result into a Digest object, which will compute the SHA-1 or SHA-256
digest.

  +----------+         +-----------+     +---------+   can.  +--------+
  | Verifier | headers | Algorithm |     | Canoni- | headers | Header |
  |          | ------> |           | --> | calizer | ------> | Digest |
  +----------+         +-----------+     +---------+         +--------+

Now the verifier accepts the rest of the message (i.e. the body). The
body is not buffered in memory; it gets piped through the algorithm,
the body canonicalizer, and into the body digest.

  message +----------+   +-----------+   +---------+ can. +--------+
  body    | Verifier |   | Algorithm |   | Canoni- | body |  Body  |
  ------> |          | > |           | > | calizer | ---> | Digest |
          +----------+   +-----------+   +---------+      +--------+

Now the whole message has been read.

The DKIM signature, minus the contents of the b= tag, is fed into the
header canonicalizer, which gets fed into the header digest.

            modified DKIM +---------+  can.  +--------+
              signature   | Canoni- | header | Header |
            ------------> | calizer | -----> | Digest |
                          +---------+        +--------+

The header digest is computed, and the algorithm verifies it against
the value of the b= tag in the signature. If it fails to match, the
signature has "failed".

Next, the body digest is computed, and compared with that in the
signature. If it fails to match, the signature has "failed".

Otherwise, the signature has "passed".

--

Asynchronous DNS lookups

In the dkimproxy case, as the message is received it is being "fed"
into the DKIM verifier. The DKIM verifier can emit the DNS queries
as soon as the header is read and parsed. Each signature is assumed
to have a valid public key. When the entire message is finished,
the DKIM verifier will wait for any DNS queries that haven't finished,
then verify the signatures.

In the SpamAssassin case, the message is already in memory.
SpamAssassin will want to create the DKIM verifier and give it the
message header early so that the DNS queries can be emitted. Then
when the DNS responses are received, it can come back and give the
verifier the rest of the message.

Considering this, it might be useful to provide a slightly different
API for SpamAssassin. One that explicitly specifies the header
boundaries (when it expects DNS queries to be emitted), and the
end of message (when the DNS responses are ready, or it's ok to block
until they are). E.g.
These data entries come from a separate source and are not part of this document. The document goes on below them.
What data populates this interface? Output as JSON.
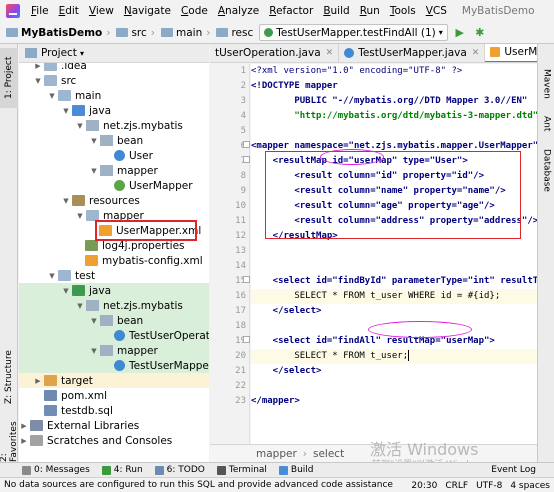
{
  "menu": [
    "File",
    "Edit",
    "View",
    "Navigate",
    "Code",
    "Analyze",
    "Refactor",
    "Build",
    "Run",
    "Tools",
    "VCS"
  ],
  "project_name": "MyBatisDemo",
  "breadcrumbs": [
    "MyBatisDemo",
    "src",
    "main",
    "resc"
  ],
  "run_config": "TestUserMapper.testFindAll (1)",
  "project_panel": {
    "title": "Project"
  },
  "left_tabs": {
    "project": "1: Project",
    "structure": "Z: Structure",
    "favorites": "2: Favorites"
  },
  "right_tabs": {
    "maven": "Maven",
    "ant": "Ant",
    "database": "Database"
  },
  "tree": [
    {
      "label": ".idea",
      "icon": "folder-icon"
    },
    {
      "label": "src",
      "icon": "folder-icon"
    },
    {
      "label": "main",
      "icon": "folder-icon"
    },
    {
      "label": "java",
      "icon": "source-folder-icon"
    },
    {
      "label": "net.zjs.mybatis",
      "icon": "package-icon"
    },
    {
      "label": "bean",
      "icon": "package-icon"
    },
    {
      "label": "User",
      "icon": "class-icon"
    },
    {
      "label": "mapper",
      "icon": "package-icon"
    },
    {
      "label": "UserMapper",
      "icon": "interface-icon"
    },
    {
      "label": "resources",
      "icon": "resources-folder-icon"
    },
    {
      "label": "mapper",
      "icon": "folder-icon"
    },
    {
      "label": "UserMapper.xml",
      "icon": "xml-file-icon"
    },
    {
      "label": "log4j.properties",
      "icon": "properties-file-icon"
    },
    {
      "label": "mybatis-config.xml",
      "icon": "xml-file-icon"
    },
    {
      "label": "test",
      "icon": "folder-icon"
    },
    {
      "label": "java",
      "icon": "test-folder-icon"
    },
    {
      "label": "net.zjs.mybatis",
      "icon": "package-icon"
    },
    {
      "label": "bean",
      "icon": "package-icon"
    },
    {
      "label": "TestUserOperation",
      "icon": "class-icon"
    },
    {
      "label": "mapper",
      "icon": "package-icon"
    },
    {
      "label": "TestUserMapper",
      "icon": "class-icon"
    },
    {
      "label": "target",
      "icon": "excluded-folder-icon"
    },
    {
      "label": "pom.xml",
      "icon": "maven-file-icon"
    },
    {
      "label": "testdb.sql",
      "icon": "sql-file-icon"
    },
    {
      "label": "External Libraries",
      "icon": "library-icon"
    },
    {
      "label": "Scratches and Consoles",
      "icon": "scratches-icon"
    }
  ],
  "editor_tabs": [
    "tUserOperation.java",
    "TestUserMapper.java",
    "UserMapper.xml"
  ],
  "code_lines": {
    "l1": "<?xml version=\"1.0\" encoding=\"UTF-8\" ?>",
    "l2": "<!DOCTYPE mapper",
    "l3": "        PUBLIC \"-//mybatis.org//DTD Mapper 3.0//EN\"",
    "l4": "        \"http://mybatis.org/dtd/mybatis-3-mapper.dtd\">",
    "l6": "<mapper namespace=\"net.zjs.mybatis.mapper.UserMapper\">",
    "l7": "    <resultMap id=\"userMap\" type=\"User\">",
    "l8": "        <result column=\"id\" property=\"id\"/>",
    "l9": "        <result column=\"name\" property=\"name\"/>",
    "l10": "        <result column=\"age\" property=\"age\"/>",
    "l11": "        <result column=\"address\" property=\"address\"/>",
    "l12": "    </resultMap>",
    "l15": "    <select id=\"findById\" parameterType=\"int\" resultType=\"",
    "l16": "        SELECT * FROM t_user WHERE id = #{id};",
    "l17": "    </select>",
    "l19": "    <select id=\"findAll\" resultMap=\"userMap\">",
    "l20": "        SELECT * FROM t_user;",
    "l21": "    </select>",
    "l23": "</mapper>"
  },
  "editor_breadcrumb": [
    "mapper",
    "select"
  ],
  "watermark": {
    "line1": "激活 Windows",
    "line2": "转到\"设置\"以激活 Windows。"
  },
  "tool_windows": [
    "0: Messages",
    "4: Run",
    "6: TODO",
    "Terminal",
    "Build",
    "Event Log"
  ],
  "status": {
    "message": "No data sources are configured to run this SQL and provide advanced code assistance",
    "position": "20:30",
    "line_sep": "CRLF",
    "encoding": "UTF-8",
    "indent": "4 spaces"
  },
  "colors": {
    "selection_box": "#e0242a",
    "highlight_ellipse": "#e020e0",
    "tag": "#000080",
    "attr": "#0000ff",
    "value": "#008000"
  }
}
  $dkim = Verifier->new(Resolver => $my_custom_resolver);
  $dkim->process_header($entire_header);
  $dkim->process_body($entire_message_body);
  $my_custom_resolver->wait_for_responses();
  $dkim->do_verification();
  my $result = $dkim->result;